ROYAUME UNI -  2009-title-page-pic1-w.jpg Lyminge - Archaeologists searching for evidence of everyday life in Lyminge from 1,000 years ago will start a new three-year-project this month. The foundations of a monastery church were revealed by a Victorian antiquarian, the Rev R C Jenkins, rector of Lyminge in the 1850s, close to the current St Mary and St Ethelburga Church, which dates back to Norman times. Now, 160 years after Jenkins's excavations, a series of digs will be carried out by archaeologists from Reading University, supported by volunteers from the Kent Archaeological Society and staff from the Canterbury Archaeological Trust. Project leader Dr Gabor Thomas, Reading's lecturer in early medieval archaeology, believes the site could be the first to give a comprehensive view of daily life in an Anglo-Saxon monastery in Kent. He said: "The history of the site spans 300 years, covering the pre-monastic period in the 6th and 7th centuries and the period after the monastery was founded, up until its abandonment in the ninth century, when coastal areas of Kent were ravaged by a series of Viking raids. "I'm confident we're going to find important evidence of the Anglo-Saxon occupation of Lyminge." Work will take place at the site from July 22 until September 2 this year, with further phases every summer until 2014.


USAstory-1.jpg Virginia City - The University of Nevada, Reno, in cooperation with the Nevada State Historic Preservation Office, is sending a team of archaeologists to excavate the site of one of Nevada’s most important early hospitals. St. Mary Louise Hospital in Virginia City opened in 1876 and served the mining community until the early 20th century. The Daughters of Charity opened the hospital as a Catholic facility, although the institution accepted patrons of any faith. They wore a distinctive habit with a starched cornette on the head, made famous in the late-1960s television show, “The Flying Nun.” The order had an active vocation that sought to administer to people in need. Opening an orphanage and school, and then operating a hospital in what was a remote mining community, fit nicely with the mission of the Daughters. The excavation of the St. Mary Louise Hospital grounds continues a tradition dating back to 1990 of University of Nevada, Reno archaeologists working with support from the Historic Preservation Office and the Comstock Historic District Commission to examine resources in Virginia City. Previous excavations included work at Piper’s Opera House, an African American saloon, Chinatown and a residential neighborhood known as Cornish Row. The discoveries of the archaeologists have been made available to the public through tours, exhibits, websites, lectures and publications.

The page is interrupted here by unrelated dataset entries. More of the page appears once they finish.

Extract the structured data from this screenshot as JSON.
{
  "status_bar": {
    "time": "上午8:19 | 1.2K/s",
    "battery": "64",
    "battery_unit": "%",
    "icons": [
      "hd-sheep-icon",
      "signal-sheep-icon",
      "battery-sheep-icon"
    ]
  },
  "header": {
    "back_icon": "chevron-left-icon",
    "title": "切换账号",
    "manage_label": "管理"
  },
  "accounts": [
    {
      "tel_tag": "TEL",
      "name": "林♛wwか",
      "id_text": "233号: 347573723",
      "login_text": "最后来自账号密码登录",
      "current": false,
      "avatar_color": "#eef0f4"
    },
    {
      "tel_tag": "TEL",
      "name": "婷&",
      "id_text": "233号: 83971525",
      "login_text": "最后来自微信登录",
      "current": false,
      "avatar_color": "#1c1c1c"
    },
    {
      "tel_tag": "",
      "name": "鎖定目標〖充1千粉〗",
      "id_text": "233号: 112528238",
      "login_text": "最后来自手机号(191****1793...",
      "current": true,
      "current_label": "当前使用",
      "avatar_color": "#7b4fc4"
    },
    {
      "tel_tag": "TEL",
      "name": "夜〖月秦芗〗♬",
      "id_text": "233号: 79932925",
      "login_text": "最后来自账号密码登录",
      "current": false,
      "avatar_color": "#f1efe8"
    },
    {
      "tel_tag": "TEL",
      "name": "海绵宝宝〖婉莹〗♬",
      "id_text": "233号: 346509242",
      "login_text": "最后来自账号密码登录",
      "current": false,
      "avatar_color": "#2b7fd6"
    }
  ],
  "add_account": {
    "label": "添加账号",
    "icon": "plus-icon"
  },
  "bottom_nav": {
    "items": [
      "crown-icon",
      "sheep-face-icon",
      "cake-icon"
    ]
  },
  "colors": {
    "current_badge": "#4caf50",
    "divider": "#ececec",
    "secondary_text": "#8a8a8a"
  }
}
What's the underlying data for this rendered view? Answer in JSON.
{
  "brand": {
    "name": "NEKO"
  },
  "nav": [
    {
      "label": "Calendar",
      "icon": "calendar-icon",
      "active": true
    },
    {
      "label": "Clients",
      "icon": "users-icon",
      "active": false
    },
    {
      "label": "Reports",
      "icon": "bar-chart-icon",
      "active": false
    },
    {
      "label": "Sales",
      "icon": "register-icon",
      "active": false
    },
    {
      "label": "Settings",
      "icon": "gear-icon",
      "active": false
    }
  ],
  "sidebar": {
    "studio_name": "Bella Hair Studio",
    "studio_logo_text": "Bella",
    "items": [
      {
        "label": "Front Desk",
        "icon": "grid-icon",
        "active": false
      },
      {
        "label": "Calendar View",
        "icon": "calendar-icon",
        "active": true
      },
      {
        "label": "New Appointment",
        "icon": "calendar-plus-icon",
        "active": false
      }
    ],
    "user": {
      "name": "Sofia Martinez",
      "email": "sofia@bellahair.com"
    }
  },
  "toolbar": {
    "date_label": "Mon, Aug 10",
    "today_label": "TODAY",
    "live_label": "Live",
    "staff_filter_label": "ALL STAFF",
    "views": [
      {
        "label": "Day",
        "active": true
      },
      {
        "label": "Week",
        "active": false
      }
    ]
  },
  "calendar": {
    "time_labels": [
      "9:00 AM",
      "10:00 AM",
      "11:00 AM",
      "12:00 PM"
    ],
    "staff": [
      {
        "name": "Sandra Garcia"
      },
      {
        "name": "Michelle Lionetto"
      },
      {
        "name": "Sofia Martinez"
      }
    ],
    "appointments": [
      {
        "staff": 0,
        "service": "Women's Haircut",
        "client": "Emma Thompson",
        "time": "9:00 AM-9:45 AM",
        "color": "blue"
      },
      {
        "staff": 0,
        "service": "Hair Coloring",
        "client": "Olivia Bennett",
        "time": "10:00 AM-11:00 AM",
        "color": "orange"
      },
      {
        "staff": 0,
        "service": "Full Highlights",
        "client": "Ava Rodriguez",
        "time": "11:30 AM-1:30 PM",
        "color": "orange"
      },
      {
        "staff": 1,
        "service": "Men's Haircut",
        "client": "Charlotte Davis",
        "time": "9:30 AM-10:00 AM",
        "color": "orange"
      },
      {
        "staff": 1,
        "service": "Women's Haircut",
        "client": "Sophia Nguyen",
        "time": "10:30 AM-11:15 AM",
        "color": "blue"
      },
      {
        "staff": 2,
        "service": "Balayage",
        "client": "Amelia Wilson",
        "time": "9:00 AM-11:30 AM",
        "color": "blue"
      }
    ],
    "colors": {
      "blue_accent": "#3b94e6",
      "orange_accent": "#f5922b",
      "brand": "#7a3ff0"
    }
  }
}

EGYPTE - 2012-634768380952102591-210.jpg Beni Hassan - Eight years after giving the go-ahead for the National Project to Document Egypt’s Heritage, Beni Hassan necropolis in the Upper Egyptian town of Minya has become the first site on the list to be documented. The Ministry of State for Antiquities (MSA) is responsible for archaeologically documenting Egypt’s cultural and historical heritage, in an attempt to protect and preserve it, as well as providing comprehensive and detailed studies of every site and monument in Egypt for researchers and students in the field. Ahmed Saeed, professor of ancient Egyptian civilisation at Cairo University, stated that the Beni Hassan necropolis is the first archaeological site to be documented, and many are still on the list. He said that Egyptologists had focused their documentation work on the 12 out of 39 tombs within the necropolis which are complete and have distinguished wall paintings and architecture.  Beni Hassan is an ancient Egyptian necropolis located approximately 20 kilometres to the south of Minya. It includes 39 rock-hewn tombs, some of which belong to the Old Kingdom, but the majority are dated to the Middle Kingdom. Only 12 tombs are decorated and most were left unfinished. The best examples belong to the local "nomarchs" (governors) from the Middle Kingdom. The necropolis is located on the eastern bank of the Nile, overlooking the river valley with magnificent views in both directions. A temple constructed by Queen Hatshepsut and Thutmose III dedicated to the local goddess Pakhet was found to the south of the necropolis.